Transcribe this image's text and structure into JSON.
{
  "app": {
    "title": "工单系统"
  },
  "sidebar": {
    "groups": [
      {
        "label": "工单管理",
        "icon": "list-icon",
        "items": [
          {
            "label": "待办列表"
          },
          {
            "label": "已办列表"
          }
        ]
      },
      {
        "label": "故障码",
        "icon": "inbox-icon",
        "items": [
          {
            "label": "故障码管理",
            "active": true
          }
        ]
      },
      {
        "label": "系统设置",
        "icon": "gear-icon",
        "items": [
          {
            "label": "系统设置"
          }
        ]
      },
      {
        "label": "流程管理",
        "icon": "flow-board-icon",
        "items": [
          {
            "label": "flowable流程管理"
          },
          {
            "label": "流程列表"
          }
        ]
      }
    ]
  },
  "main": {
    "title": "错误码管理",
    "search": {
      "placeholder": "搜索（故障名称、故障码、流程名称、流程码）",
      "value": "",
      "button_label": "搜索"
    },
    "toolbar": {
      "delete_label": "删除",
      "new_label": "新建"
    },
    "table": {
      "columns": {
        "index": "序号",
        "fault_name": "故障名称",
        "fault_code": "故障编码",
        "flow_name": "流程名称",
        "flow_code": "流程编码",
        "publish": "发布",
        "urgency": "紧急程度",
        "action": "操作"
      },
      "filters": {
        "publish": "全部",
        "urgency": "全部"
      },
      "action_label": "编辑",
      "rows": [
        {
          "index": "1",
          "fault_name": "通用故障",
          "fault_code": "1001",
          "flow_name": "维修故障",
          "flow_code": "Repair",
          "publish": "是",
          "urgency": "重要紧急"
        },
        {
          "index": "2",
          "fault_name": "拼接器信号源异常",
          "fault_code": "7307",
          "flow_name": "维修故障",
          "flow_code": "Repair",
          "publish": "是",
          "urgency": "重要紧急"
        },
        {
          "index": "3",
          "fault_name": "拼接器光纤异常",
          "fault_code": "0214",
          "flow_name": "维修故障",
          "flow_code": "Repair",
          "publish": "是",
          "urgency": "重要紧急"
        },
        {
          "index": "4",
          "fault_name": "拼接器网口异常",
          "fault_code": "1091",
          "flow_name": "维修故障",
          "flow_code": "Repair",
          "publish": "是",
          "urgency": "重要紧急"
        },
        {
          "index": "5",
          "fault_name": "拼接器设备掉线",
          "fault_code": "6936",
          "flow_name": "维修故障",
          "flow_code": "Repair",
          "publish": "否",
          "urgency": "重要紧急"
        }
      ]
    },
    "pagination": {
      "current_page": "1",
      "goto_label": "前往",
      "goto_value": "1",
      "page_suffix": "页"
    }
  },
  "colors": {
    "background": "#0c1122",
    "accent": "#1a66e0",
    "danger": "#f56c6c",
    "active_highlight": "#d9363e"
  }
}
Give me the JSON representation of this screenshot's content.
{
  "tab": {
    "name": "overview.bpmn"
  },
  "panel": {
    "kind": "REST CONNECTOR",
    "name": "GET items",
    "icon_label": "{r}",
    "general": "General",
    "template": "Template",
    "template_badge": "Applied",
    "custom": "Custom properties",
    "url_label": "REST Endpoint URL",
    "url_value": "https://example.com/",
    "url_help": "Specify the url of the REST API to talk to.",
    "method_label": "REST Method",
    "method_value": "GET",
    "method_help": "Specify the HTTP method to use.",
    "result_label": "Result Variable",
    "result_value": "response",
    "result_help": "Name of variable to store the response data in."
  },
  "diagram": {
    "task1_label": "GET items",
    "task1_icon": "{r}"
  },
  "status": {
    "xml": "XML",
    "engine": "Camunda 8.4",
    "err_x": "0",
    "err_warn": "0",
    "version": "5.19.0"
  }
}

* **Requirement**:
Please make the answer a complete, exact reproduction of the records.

* **The answer**:
Transcribe this image's text and structure into JSON.
{
  "app": {
    "title": "工单系统"
  },
  "sidebar": {
    "groups": [
      {
        "label": "工单管理",
        "icon": "list-icon",
        "items": [
          {
            "label": "待办列表"
          },
          {
            "label": "已办列表"
          }
        ]
      },
      {
        "label": "故障码",
        "icon": "inbox-icon",
        "items": [
          {
            "label": "故障码管理",
            "active": true
          }
        ]
      },
      {
        "label": "系统设置",
        "icon": "gear-icon",
        "items": [
          {
            "label": "系统设置"
          }
        ]
      },
      {
        "label": "流程管理",
        "icon": "flow-board-icon",
        "items": [
          {
            "label": "flowable流程管理"
          },
          {
            "label": "流程列表"
          }
        ]
      }
    ]
  },
  "main": {
    "title": "错误码管理",
    "search": {
      "placeholder": "搜索（故障名称、故障码、流程名称、流程码）",
      "value": "",
      "button_label": "搜索"
    },
    "toolbar": {
      "delete_label": "删除",
      "new_label": "新建"
    },
    "table": {
      "columns": {
        "index": "序号",
        "fault_name": "故障名称",
        "fault_code": "故障编码",
        "flow_name": "流程名称",
        "flow_code": "流程编码",
        "publish": "发布",
        "urgency": "紧急程度",
        "action": "操作"
      },
      "filters": {
        "publish": "全部",
        "urgency": "全部"
      },
      "action_label": "编辑",
      "rows": [
        {
          "index": "1",
          "fault_name": "通用故障",
          "fault_code": "1001",
          "flow_name": "维修故障",
          "flow_code": "Repair",
          "publish": "是",
          "urgency": "重要紧急"
        },
        {
          "index": "2",
          "fault_name": "拼接器信号源异常",
          "fault_code": "7307",
          "flow_name": "维修故障",
          "flow_code": "Repair",
          "publish": "是",
          "urgency": "重要紧急"
        },
        {
          "index": "3",
          "fault_name": "拼接器光纤异常",
          "fault_code": "0214",
          "flow_name": "维修故障",
          "flow_code": "Repair",
          "publish": "是",
          "urgency": "重要紧急"
        },
        {
          "index": "4",
          "fault_name": "拼接器网口异常",
          "fault_code": "1091",
          "flow_name": "维修故障",
          "flow_code": "Repair",
          "publish": "是",
          "urgency": "重要紧急"
        },
        {
          "index": "5",
          "fault_name": "拼接器设备掉线",
          "fault_code": "6936",
          "flow_name": "维修故障",
          "flow_code": "Repair",
          "publish": "否",
          "urgency": "重要紧急"
        }
      ]
    },
    "pagination": {
      "current_page": "1",
      "goto_label": "前往",
      "goto_value": "1",
      "page_suffix": "页"
    }
  },
  "colors": {
    "background": "#0c1122",
    "accent": "#1a66e0",
    "danger": "#f56c6c",
    "active_highlight": "#d9363e"
  }
}
Give me the JSON representation of this screenshot's content.
{
  "tab": {
    "name": "overview.bpmn"
  },
  "panel": {
    "kind": "REST CONNECTOR",
    "name": "GET items",
    "icon_label": "{r}",
    "general": "General",
    "template": "Template",
    "template_badge": "Applied",
    "custom": "Custom properties",
    "url_label": "REST Endpoint URL",
    "url_value": "https://example.com/",
    "url_help": "Specify the url of the REST API to talk to.",
    "method_label": "REST Method",
    "method_value": "GET",
    "method_help": "Specify the HTTP method to use.",
    "result_label": "Result Variable",
    "result_value": "response",
    "result_help": "Name of variable to store the response data in."
  },
  "diagram": {
    "task1_label": "GET items",
    "task1_icon": "{r}"
  },
  "status": {
    "xml": "XML",
    "engine": "Camunda 8.4",
    "err_x": "0",
    "err_warn": "0",
    "version": "5.19.0"
  }
}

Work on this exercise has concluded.